Health and Human Services Secretary Kathleen Sebelius has steadfastly maintained the new insurance markets will open on schedule in all 50 states and Washington, DC.

Middle-class people with no access to job-based coverage will be able to buy private insurance, in most cases with new tax credits to help pay premiums. Low-income people will be steered to public programs like Medicaid in states that opt to accept an expansion offered under the law. Coverage starts Jan. 1.

An estimated 7 million individuals are expected to sign up through the exchanges next year, while Medicaid rolls will grow by 9 million. Those numbers are projected to steadily increase as Americans get more familiar with the law and its benefits. Exchanges are supposed to deliver the same basic service, connecting consumers with new coverage, whether they're run by states or by the federal government.

Most people currently covered by employers are not expected to see major changes, although some companies with many low-wage workers may decide it's better for their bottom lines to drop their plans.

The GAO report did not address one of the major obstacles to the rollout of the health care law - entrenched opposition from Republicans in Congress and from many GOP state leaders.

Having failed to get the Supreme Court to strike down "Obamacare" last year, Republicans in Congress have kept trying to repeal it, managing to block administration requests for additional implementation funds. In the states - with some notable exceptions - Republican governors and legislatures have generally refused to set up state-run exchanges or expand Medicaid.

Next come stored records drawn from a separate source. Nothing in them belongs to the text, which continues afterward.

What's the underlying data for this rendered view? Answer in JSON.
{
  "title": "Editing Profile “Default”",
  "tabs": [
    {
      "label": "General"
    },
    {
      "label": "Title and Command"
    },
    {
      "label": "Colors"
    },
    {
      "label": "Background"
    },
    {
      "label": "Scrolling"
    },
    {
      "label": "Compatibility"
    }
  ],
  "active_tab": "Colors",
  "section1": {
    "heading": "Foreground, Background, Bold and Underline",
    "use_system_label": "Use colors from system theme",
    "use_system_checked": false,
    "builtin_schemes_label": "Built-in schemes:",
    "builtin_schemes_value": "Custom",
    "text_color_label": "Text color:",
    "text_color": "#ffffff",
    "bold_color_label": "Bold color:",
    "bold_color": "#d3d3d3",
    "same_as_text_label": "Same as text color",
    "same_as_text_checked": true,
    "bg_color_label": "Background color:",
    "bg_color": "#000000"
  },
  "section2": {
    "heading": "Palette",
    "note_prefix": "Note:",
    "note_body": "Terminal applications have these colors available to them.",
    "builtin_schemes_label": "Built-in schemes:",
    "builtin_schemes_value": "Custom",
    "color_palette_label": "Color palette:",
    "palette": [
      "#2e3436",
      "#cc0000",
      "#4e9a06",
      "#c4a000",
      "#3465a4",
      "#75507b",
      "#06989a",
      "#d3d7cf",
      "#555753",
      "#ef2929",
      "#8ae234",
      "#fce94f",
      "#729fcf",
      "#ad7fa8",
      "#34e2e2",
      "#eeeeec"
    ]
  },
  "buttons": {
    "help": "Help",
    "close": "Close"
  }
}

However, the report found that some states where the law has run into resistance also seem to be simultaneously trying to accommodate it. GAO said that of the 34 states in which the federal government is taking the lead in setting up the new markets, 15 are expected to carry out at least some functions of the exchanges. That could be a stepping stone to full state control later.

The report also included a breakdown of spending on the federal exchanges and the data hub, which the administration had not previously provided, despite ongoing requests by media organizations.

As of March, the administration had spent almost $394 million, mostly through payments to 55 different contractors. That figure does not include the salaries of hundreds of government officials dedicated to the massive project. That project is forever linked to Obama's legacy.

The largest single ledger item: $84 million for the federal exchange computer infrastructure, being designed and built by CGI Federal, Inc., a Virginia-based government contractor.

The contractor building the data hub, Maryland-based Quality Software Services, Inc., received $55 million.

Third on the contracting totem pole was Booz Allen Hamilton, which received nearly $38 million to provide technical assistance for enrollment and eligibility.

The report said the administration will need another $2 billion in the next fiscal year to establish and operate the federal exchanges. Of that, Congress would have to provide $1.5 billion, while user fees paid by insurers account for the remainder.

It's unclear if congressional Republicans will sign off on the funding.